Millions intended to be spent on the health needs of Eastern Cape residents have gone missing from d.
Not Black, Not White is a treasure of experiences of an ambitious young coloured man driven to improve himself and his community while living under the thraldom of the apartheid era.
The author is a South African by birth, who held the position of secretary of the provincial and national teachers' associations and represented coloured people on the unique Johannesburg city council's management committee.
He was also the principal of the largest coloured high school in Transvaal, Coronationville High. He holds a BA (Honours) and an MA degree in English.
In his memoirs Farrah relives the apartheid age and the effect it had on the coloured community, recounting, in particular, events as they played out in his own neighbourhood during this time.
The book is a window to Farrah's soul. What is contained in these pages arise out of the author's need to express his opposition to bitterness, anger and disgust at and sometimes his resignation to the laws of apartheid.
He explores the discriminatory legislation, gives the reader an honest look at the realities of the day and speaks out about the individual subjugation that coloured people inflicted on themselves as a direct consequence of the repressive regime of the South African government of the day.
The book oscillates effortlessly between the author's memoirs and the laws controlling separateness, marriage, social security and welfare, and ultimately speaks about his decision to be defiant against all odds in order to advance himself and his family or to succumb to the nefariousness of the South African administration.
For nearly 30 years Farrah has carried the burden of acrimony on his shoulders for the country of his birth.
In the final chapter of the book, aptly entitled Exodus, he gives us unequivocal insight into the irreversible harm caused by the apartheid era to one individual.
Farrah's ultimate verdict: "Our decision to leave meant a complete severance of ties, where the thought of returning would be unthinkable.
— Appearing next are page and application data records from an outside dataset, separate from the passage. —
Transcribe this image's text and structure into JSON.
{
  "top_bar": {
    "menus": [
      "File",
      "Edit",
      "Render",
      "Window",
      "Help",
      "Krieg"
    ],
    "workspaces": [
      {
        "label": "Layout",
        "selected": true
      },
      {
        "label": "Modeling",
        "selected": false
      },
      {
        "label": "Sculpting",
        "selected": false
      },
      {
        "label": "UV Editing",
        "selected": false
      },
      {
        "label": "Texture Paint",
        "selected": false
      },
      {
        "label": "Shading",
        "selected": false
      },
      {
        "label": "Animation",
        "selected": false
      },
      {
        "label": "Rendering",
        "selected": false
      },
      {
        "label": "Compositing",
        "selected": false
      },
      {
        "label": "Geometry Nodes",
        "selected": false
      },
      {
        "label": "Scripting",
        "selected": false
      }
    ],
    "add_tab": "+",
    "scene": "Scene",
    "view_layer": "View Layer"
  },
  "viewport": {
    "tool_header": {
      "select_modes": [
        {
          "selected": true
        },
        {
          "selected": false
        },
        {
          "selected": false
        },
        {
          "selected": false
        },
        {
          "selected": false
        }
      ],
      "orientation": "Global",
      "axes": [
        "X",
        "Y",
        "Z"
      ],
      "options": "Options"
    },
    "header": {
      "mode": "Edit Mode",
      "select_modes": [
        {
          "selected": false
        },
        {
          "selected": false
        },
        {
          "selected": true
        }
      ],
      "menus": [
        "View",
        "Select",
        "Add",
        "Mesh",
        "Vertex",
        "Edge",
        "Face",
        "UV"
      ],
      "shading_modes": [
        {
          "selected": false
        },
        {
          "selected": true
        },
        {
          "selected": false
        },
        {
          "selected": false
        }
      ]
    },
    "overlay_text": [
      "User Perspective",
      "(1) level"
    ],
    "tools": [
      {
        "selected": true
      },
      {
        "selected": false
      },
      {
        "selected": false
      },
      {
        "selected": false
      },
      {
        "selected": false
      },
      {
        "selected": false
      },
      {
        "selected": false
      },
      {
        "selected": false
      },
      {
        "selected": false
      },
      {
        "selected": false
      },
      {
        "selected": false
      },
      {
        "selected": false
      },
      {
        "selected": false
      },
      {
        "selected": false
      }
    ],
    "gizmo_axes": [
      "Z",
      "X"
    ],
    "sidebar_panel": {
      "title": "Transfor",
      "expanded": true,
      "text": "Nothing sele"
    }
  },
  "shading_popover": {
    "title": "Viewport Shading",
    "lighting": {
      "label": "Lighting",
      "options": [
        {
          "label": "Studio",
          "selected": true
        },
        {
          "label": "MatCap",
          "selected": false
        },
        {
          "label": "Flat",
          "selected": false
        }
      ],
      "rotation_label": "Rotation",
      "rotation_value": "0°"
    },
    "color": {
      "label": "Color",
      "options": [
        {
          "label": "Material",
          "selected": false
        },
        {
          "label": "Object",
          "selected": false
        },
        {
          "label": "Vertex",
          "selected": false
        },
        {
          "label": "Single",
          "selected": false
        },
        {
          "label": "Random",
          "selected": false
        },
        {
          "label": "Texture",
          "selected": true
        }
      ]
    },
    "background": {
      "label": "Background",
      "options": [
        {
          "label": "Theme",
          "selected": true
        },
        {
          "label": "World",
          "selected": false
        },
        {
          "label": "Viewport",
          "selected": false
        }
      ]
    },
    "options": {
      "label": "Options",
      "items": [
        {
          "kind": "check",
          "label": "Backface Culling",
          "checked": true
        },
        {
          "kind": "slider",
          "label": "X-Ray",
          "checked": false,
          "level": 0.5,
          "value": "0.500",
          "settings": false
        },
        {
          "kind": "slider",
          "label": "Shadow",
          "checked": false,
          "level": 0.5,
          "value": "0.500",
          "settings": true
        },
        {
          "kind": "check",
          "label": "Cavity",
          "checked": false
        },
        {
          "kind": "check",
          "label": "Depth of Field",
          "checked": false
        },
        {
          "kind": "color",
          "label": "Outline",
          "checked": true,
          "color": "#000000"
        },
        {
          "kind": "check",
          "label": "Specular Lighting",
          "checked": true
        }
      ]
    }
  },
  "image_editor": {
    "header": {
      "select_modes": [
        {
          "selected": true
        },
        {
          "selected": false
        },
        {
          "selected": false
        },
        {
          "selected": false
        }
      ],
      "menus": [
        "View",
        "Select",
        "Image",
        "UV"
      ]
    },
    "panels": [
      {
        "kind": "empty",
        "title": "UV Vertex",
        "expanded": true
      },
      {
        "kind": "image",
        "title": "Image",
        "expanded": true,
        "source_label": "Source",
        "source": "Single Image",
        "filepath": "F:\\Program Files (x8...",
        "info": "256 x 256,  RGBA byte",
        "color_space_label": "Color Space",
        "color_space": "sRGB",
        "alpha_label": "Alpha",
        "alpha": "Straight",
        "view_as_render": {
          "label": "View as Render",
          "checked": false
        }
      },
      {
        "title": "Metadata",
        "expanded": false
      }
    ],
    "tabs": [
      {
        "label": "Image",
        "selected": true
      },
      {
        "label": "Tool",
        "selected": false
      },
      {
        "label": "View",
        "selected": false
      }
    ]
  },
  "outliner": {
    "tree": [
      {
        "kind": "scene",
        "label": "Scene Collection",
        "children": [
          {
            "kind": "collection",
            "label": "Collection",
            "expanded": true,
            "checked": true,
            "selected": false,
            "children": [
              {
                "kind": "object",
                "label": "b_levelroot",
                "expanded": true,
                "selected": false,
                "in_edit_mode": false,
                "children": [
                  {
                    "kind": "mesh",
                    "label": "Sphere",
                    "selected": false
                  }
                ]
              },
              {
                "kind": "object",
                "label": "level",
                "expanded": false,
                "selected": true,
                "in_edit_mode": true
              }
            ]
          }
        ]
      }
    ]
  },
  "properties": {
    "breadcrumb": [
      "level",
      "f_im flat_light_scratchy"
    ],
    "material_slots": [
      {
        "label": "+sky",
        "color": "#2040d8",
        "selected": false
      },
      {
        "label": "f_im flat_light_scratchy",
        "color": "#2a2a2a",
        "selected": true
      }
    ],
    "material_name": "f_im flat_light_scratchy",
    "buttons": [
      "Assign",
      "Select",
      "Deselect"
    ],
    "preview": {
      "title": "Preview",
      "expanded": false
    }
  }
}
Our hatred of white South Africa was too deep."
Like a tattoo, indelibly etched in his heart.